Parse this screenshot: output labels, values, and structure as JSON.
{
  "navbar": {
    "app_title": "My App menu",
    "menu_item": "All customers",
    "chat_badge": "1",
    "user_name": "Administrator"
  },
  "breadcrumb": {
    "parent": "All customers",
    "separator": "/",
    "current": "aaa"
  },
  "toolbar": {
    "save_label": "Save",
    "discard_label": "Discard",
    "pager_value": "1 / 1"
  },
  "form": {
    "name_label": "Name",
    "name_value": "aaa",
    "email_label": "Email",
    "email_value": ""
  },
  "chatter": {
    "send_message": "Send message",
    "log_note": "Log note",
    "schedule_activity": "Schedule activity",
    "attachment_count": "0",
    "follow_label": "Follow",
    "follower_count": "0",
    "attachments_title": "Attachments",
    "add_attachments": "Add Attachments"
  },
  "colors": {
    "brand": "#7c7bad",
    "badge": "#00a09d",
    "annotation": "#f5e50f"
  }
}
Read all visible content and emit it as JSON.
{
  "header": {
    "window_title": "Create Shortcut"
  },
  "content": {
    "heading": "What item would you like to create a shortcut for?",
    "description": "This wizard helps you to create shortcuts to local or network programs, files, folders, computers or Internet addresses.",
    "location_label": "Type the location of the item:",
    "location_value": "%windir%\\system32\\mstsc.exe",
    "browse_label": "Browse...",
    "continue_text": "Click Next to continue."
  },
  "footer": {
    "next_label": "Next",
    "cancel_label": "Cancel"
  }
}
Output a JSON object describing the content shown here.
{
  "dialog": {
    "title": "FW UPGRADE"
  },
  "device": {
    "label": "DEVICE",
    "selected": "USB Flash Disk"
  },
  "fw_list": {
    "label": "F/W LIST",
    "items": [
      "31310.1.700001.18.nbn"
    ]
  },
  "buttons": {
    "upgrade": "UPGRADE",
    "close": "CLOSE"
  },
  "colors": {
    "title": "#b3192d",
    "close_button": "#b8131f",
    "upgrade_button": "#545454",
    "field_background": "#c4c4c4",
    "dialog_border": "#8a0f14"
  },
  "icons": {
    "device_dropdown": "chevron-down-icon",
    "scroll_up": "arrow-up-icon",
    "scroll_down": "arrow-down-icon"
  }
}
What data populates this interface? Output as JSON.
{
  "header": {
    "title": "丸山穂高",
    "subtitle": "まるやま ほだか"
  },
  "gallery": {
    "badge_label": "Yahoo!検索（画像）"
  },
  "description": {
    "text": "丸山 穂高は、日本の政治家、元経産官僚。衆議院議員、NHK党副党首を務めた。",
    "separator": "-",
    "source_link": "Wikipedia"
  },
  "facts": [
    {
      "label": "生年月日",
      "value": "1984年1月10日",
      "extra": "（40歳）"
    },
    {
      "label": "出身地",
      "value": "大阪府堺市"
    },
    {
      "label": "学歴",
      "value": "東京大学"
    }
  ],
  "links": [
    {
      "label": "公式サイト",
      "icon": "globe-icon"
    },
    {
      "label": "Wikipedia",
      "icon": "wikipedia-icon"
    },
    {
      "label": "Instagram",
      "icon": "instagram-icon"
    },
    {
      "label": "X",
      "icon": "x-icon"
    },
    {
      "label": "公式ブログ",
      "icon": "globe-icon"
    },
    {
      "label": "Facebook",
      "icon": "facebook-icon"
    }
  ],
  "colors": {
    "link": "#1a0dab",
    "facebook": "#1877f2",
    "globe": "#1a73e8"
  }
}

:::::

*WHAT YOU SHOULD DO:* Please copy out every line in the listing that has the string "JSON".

*TASK RESPONSE:*
Parse this screenshot: output labels, values, and structure as JSON.
Read all visible content and emit it as JSON.
Output a JSON object describing the content shown here.
What data populates this interface? Output as JSON.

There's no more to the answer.